◆ DATA RECORDS
= = = = = = =

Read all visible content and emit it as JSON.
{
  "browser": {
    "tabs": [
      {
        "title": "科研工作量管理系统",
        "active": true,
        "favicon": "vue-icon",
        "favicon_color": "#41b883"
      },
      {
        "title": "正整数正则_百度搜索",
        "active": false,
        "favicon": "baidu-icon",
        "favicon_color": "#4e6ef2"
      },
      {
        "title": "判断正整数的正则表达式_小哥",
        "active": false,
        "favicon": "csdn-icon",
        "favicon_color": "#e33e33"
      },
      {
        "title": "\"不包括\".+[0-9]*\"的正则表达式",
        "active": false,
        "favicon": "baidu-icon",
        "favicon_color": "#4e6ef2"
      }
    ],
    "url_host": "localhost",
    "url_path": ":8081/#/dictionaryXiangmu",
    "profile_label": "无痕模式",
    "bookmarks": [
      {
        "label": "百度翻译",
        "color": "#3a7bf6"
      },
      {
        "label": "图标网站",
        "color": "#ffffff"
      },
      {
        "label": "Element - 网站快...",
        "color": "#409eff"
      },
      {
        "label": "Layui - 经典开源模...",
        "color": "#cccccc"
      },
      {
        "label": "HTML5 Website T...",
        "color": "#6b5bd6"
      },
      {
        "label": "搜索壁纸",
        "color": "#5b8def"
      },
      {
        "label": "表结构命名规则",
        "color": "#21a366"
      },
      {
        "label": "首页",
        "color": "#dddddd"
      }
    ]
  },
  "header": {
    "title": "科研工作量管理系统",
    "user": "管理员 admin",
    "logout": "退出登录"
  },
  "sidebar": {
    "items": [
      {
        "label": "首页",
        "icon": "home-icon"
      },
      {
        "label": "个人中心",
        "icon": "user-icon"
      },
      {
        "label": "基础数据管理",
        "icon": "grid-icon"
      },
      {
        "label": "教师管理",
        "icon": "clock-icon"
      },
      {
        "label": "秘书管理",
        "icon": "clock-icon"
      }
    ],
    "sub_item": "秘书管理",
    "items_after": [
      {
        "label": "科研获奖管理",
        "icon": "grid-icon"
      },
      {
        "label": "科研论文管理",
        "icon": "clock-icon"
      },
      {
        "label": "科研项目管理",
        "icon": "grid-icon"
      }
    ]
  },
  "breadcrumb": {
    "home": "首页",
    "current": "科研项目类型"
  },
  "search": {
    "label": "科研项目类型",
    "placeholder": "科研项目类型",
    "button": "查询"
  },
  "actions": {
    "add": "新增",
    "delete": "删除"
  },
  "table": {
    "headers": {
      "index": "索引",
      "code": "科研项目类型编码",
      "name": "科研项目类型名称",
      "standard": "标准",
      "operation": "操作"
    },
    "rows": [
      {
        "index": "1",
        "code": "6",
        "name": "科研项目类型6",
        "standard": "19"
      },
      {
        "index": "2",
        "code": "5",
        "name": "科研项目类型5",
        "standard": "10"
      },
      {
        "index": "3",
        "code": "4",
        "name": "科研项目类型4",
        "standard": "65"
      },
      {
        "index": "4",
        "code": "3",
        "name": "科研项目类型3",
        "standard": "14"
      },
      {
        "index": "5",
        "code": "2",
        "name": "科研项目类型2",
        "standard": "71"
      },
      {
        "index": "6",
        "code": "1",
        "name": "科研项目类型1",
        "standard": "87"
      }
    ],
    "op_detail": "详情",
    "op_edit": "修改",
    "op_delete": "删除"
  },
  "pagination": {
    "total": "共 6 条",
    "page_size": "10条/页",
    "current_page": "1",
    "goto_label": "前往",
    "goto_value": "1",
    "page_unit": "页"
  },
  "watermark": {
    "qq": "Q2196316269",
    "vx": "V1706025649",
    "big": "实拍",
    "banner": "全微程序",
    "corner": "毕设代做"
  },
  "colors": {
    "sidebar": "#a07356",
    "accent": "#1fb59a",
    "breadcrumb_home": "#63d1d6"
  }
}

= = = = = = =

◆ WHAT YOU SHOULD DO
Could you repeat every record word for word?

◆ RESULT OF THIS EXERCISE
Read all visible content and emit it as JSON.
{
  "browser": {
    "tabs": [
      {
        "title": "科研工作量管理系统",
        "active": true,
        "favicon": "vue-icon",
        "favicon_color": "#41b883"
      },
      {
        "title": "正整数正则_百度搜索",
        "active": false,
        "favicon": "baidu-icon",
        "favicon_color": "#4e6ef2"
      },
      {
        "title": "判断正整数的正则表达式_小哥",
        "active": false,
        "favicon": "csdn-icon",
        "favicon_color": "#e33e33"
      },
      {
        "title": "\"不包括\".+[0-9]*\"的正则表达式",
        "active": false,
        "favicon": "baidu-icon",
        "favicon_color": "#4e6ef2"
      }
    ],
    "url_host": "localhost",
    "url_path": ":8081/#/dictionaryXiangmu",
    "profile_label": "无痕模式",
    "bookmarks": [
      {
        "label": "百度翻译",
        "color": "#3a7bf6"
      },
      {
        "label": "图标网站",
        "color": "#ffffff"
      },
      {
        "label": "Element - 网站快...",
        "color": "#409eff"
      },
      {
        "label": "Layui - 经典开源模...",
        "color": "#cccccc"
      },
      {
        "label": "HTML5 Website T...",
        "color": "#6b5bd6"
      },
      {
        "label": "搜索壁纸",
        "color": "#5b8def"
      },
      {
        "label": "表结构命名规则",
        "color": "#21a366"
      },
      {
        "label": "首页",
        "color": "#dddddd"
      }
    ]
  },
  "header": {
    "title": "科研工作量管理系统",
    "user": "管理员 admin",
    "logout": "退出登录"
  },
  "sidebar": {
    "items": [
      {
        "label": "首页",
        "icon": "home-icon"
      },
      {
        "label": "个人中心",
        "icon": "user-icon"
      },
      {
        "label": "基础数据管理",
        "icon": "grid-icon"
      },
      {
        "label": "教师管理",
        "icon": "clock-icon"
      },
      {
        "label": "秘书管理",
        "icon": "clock-icon"
      }
    ],
    "sub_item": "秘书管理",
    "items_after": [
      {
        "label": "科研获奖管理",
        "icon": "grid-icon"
      },
      {
        "label": "科研论文管理",
        "icon": "clock-icon"
      },
      {
        "label": "科研项目管理",
        "icon": "grid-icon"
      }
    ]
  },
  "breadcrumb": {
    "home": "首页",
    "current": "科研项目类型"
  },
  "search": {
    "label": "科研项目类型",
    "placeholder": "科研项目类型",
    "button": "查询"
  },
  "actions": {
    "add": "新增",
    "delete": "删除"
  },
  "table": {
    "headers": {
      "index": "索引",
      "code": "科研项目类型编码",
      "name": "科研项目类型名称",
      "standard": "标准",
      "operation": "操作"
    },
    "rows": [
      {
        "index": "1",
        "code": "6",
        "name": "科研项目类型6",
        "standard": "19"
      },
      {
        "index": "2",
        "code": "5",
        "name": "科研项目类型5",
        "standard": "10"
      },
      {
        "index": "3",
        "code": "4",
        "name": "科研项目类型4",
        "standard": "65"
      },
      {
        "index": "4",
        "code": "3",
        "name": "科研项目类型3",
        "standard": "14"
      },
      {
        "index": "5",
        "code": "2",
        "name": "科研项目类型2",
        "standard": "71"
      },
      {
        "index": "6",
        "code": "1",
        "name": "科研项目类型1",
        "standard": "87"
      }
    ],
    "op_detail": "详情",
    "op_edit": "修改",
    "op_delete": "删除"
  },
  "pagination": {
    "total": "共 6 条",
    "page_size": "10条/页",
    "current_page": "1",
    "goto_label": "前往",
    "goto_value": "1",
    "page_unit": "页"
  },
  "watermark": {
    "qq": "Q2196316269",
    "vx": "V1706025649",
    "big": "实拍",
    "banner": "全微程序",
    "corner": "毕设代做"
  },
  "colors": {
    "sidebar": "#a07356",
    "accent": "#1fb59a",
    "breadcrumb_home": "#63d1d6"
  }
}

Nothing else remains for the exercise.